The second flour explosion, and the associated rapid increase in pressure in the upper part of the building, caused the collapse of these rooms together with the roof, and the spread of remains over a great distance. It was found that the explosion in this part of the building was transmitted from room A through the door to room B and to the warehousing area.

What is important is that the explosion from the upper part of the building reached the basement through the bucket elevator, where it caused the already mentioned damage in areas A and B.

The flames carried with the pressure wave caused a widespread fire. Most of the elements there were burned, including structures, equipment, and even flour, which was stored in the sack warehouse.

Flanges of the flour discharge pipe

Photo. 3: Flanges of the flour discharge pipe

Conclusions and lessons learned from the event

The destruction of the Cordero plant, which produced flour, began with an explosion in a pipeline transporting flour from a tanker to the silos. The whole process was not properly earthed, so an electric charge accumulated on the rubber hose’s surface, which was released in the form of a spark, led to the first of a series of explosions. This discharge took place between the rubber hose and an earthed metal pipe.

The equipment operating on the site was not equipped with systems for decoupling and suppressing an explosion (although these were listed in the risk assessment document), so the pressure wave and flame propagated very rapidly through the site, causing secondary explosions, widespread fire and the collapse of a large part of the building.

Special attention should be paid to the tanker and the bucket elevator, through which the explosion propagated to the next storeys of the building — in the first case, there was no earthing system and a flexible hose capable of discharging electrostatic charges. In turn, the second one lacked the mentioned explosion protection. The application of these solutions would certainly be insufficient in view of the ATEX Directive requirements, but it could significantly reduce the scale of the tragedy or completely protect against it.

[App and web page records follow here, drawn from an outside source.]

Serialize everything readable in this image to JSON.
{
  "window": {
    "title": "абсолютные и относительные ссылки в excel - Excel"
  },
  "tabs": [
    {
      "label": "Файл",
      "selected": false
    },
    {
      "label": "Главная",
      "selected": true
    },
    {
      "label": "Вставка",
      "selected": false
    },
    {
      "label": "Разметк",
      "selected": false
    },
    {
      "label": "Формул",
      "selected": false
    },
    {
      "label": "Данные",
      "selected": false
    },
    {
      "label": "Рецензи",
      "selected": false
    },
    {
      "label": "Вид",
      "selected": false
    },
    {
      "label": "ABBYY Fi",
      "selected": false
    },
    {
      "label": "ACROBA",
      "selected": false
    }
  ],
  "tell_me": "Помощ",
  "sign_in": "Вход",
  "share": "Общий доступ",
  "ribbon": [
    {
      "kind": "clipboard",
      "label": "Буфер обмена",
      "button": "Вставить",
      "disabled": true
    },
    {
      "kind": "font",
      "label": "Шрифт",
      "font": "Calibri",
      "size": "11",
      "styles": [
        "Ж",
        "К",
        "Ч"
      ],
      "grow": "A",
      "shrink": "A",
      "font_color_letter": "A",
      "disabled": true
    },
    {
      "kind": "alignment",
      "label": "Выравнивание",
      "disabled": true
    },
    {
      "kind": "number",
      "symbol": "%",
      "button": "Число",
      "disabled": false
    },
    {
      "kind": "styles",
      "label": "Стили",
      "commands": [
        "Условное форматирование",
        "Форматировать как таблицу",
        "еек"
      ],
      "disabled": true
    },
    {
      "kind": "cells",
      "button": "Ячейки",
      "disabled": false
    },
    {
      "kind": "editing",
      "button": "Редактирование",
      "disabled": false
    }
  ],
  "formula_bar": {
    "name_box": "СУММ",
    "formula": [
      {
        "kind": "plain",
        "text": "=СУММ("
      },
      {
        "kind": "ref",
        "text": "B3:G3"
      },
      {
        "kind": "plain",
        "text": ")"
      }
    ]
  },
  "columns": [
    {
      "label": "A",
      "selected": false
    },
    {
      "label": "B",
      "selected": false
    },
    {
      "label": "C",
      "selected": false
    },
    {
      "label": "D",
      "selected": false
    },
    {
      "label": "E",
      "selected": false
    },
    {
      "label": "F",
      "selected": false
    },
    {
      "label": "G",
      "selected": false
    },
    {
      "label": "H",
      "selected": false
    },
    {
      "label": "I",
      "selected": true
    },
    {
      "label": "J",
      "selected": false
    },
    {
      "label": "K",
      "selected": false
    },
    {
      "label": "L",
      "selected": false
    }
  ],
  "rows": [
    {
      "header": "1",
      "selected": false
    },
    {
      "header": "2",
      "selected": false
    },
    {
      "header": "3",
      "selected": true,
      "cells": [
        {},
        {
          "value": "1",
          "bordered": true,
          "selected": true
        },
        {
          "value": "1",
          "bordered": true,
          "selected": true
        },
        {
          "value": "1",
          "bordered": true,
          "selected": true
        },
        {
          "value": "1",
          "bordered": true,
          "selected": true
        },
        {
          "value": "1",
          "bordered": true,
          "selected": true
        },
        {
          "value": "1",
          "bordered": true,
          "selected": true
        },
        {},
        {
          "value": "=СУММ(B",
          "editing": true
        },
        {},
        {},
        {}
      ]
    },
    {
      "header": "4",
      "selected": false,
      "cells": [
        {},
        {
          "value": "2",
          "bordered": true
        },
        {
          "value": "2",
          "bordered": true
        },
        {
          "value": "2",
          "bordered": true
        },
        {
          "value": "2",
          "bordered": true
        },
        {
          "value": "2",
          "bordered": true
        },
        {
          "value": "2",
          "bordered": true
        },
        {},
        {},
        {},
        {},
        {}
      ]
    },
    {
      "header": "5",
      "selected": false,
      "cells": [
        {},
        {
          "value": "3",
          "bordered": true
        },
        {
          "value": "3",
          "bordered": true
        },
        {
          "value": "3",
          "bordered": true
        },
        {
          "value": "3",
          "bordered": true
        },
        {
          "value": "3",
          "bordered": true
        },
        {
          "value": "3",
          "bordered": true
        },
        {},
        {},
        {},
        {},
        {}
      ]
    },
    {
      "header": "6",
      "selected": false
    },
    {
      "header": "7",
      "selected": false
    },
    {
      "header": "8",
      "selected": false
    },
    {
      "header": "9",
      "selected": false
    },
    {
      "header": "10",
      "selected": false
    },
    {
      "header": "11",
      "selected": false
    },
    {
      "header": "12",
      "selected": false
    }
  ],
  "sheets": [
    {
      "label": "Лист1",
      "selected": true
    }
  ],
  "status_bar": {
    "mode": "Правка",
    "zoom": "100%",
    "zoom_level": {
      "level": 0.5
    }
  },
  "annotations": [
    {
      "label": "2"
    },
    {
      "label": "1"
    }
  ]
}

As a result of this event, five people died, and a significant part of the building and equipment was destroyed.

Photos: www.aidic.it/cet